This artist's concept shows the newfound Neptune-sized planet - one of the smallest extrasolar planets detected to date - circling the star 55 Cancri. The planet joins three others in orbit around 55 Cancri to form the first known four-planet system. It is the innermost of the bunch, whipping around the star every 2.8 days at just a fraction of the distance between the Sun and Earth, or 5.6 million kilometers (3.5 million miles).
In this illustration, the new planet is depicted as having a rocky composition, like Earth or Mars. In reality, astronomers do not know if the planet is rocky, or gaseous like Jupiter. Being so close to its parent star, the planet's temperature is at least a scorching 1500 Celsius (2700 Fahrenheit).

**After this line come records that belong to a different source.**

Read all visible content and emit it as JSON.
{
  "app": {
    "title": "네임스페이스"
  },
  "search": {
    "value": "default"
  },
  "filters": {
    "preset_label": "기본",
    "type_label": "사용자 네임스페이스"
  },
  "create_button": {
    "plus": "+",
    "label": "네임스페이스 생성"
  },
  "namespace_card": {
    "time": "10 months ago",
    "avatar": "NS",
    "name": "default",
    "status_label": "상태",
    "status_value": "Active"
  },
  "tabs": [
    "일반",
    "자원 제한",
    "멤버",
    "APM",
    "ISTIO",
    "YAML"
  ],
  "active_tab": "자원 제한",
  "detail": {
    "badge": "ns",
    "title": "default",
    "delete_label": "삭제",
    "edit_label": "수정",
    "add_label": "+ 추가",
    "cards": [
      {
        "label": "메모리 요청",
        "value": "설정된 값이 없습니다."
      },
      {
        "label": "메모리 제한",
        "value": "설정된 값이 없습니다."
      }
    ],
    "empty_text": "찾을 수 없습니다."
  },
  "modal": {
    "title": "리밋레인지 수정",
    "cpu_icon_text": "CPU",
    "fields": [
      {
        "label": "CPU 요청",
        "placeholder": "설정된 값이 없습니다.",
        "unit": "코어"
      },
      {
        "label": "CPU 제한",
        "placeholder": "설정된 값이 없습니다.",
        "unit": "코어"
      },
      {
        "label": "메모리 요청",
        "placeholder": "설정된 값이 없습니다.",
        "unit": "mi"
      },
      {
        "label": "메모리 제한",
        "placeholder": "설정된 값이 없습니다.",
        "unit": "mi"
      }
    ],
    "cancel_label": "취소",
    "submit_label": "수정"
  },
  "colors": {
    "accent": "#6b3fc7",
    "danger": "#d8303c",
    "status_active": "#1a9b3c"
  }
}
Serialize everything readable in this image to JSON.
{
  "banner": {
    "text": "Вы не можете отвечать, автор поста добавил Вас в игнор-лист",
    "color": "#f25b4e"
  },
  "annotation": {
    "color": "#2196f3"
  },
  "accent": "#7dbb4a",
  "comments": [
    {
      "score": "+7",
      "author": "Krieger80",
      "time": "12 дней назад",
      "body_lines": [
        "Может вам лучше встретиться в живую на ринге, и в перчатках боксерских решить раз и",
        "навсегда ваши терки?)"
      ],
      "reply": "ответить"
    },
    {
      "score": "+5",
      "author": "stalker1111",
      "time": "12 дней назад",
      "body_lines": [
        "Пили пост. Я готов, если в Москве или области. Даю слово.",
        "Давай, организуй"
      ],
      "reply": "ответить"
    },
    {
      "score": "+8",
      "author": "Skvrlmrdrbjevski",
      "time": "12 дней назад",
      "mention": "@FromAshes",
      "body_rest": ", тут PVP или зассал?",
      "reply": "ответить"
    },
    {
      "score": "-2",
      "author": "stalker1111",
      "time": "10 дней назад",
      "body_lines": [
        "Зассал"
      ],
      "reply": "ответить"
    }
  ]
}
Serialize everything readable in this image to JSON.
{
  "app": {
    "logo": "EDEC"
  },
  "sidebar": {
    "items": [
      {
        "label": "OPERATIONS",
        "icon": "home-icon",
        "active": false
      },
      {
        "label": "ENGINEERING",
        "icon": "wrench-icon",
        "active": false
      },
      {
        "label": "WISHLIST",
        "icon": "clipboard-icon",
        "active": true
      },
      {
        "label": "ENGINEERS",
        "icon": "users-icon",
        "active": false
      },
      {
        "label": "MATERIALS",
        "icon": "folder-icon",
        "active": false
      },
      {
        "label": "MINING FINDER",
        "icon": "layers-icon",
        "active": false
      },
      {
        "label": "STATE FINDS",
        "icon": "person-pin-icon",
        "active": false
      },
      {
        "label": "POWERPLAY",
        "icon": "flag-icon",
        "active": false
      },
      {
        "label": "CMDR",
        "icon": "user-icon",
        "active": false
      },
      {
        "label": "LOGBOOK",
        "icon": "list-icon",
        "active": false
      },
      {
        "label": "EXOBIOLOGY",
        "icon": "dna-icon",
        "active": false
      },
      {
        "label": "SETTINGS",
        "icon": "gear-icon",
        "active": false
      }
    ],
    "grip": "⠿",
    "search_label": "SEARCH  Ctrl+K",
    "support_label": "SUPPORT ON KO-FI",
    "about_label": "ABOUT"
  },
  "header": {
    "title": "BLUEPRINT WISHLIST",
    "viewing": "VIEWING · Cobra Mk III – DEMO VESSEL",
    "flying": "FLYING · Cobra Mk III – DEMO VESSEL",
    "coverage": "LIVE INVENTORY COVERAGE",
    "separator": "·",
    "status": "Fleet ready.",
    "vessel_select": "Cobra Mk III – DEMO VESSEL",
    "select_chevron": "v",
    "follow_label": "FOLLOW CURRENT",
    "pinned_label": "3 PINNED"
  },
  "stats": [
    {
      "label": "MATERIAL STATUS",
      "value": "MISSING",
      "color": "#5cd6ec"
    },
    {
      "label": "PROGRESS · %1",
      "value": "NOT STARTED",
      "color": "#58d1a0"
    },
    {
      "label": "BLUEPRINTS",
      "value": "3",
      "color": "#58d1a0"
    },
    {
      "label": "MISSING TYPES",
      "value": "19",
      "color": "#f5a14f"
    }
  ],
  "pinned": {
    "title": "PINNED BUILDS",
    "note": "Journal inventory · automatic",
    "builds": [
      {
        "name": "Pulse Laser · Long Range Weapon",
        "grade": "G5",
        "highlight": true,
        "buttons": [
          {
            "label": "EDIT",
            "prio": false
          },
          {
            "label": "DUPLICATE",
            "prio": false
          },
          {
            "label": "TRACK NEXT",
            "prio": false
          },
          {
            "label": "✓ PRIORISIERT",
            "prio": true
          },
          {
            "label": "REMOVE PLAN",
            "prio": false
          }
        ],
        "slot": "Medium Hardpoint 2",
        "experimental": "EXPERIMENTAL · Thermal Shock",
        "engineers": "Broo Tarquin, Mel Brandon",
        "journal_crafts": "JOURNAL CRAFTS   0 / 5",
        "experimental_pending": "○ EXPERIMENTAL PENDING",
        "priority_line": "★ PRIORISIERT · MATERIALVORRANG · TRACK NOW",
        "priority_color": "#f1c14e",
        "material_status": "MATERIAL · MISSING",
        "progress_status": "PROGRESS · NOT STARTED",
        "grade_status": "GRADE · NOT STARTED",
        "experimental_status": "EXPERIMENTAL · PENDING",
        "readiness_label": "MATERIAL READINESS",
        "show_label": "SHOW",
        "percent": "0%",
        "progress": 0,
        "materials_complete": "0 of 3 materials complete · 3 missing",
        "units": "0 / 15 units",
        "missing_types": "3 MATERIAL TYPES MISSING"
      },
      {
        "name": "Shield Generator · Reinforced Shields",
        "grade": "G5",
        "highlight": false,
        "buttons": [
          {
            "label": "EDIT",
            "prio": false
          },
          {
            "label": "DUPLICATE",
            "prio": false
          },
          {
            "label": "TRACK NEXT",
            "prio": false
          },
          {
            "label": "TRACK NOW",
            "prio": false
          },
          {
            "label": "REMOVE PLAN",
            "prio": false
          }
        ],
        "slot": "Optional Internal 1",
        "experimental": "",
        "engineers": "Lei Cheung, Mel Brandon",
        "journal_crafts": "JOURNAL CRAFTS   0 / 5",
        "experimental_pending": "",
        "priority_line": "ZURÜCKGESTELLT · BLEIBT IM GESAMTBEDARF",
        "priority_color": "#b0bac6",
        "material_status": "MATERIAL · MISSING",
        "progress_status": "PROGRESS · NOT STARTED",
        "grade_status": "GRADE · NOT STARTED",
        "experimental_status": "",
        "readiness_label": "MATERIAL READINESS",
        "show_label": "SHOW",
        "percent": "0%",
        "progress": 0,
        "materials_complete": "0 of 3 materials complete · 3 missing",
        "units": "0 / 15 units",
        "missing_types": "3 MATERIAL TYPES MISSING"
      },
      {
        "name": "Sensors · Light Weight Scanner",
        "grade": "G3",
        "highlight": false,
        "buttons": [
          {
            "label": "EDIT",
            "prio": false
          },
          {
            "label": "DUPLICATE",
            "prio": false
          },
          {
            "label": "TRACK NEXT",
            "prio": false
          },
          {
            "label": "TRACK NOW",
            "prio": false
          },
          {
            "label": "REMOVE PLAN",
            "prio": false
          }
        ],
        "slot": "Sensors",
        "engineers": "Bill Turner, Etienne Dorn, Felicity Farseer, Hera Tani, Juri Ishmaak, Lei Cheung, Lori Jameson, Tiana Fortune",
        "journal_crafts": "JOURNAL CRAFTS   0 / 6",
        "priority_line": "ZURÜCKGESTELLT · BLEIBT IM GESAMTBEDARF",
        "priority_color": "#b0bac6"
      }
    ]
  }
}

The star 55 Cancri is about 5 billion years old, a bit lighter in weight than the Sun, and is located 41 light-years away in the constellation Cancer.
Data from the Hobby-Eberly Telescope at McDonald Observatory in West Texas, the Lick Observatory in Northern California and NASA's Hubble Space Telescope were used to find the new planet using the radial velocity technique.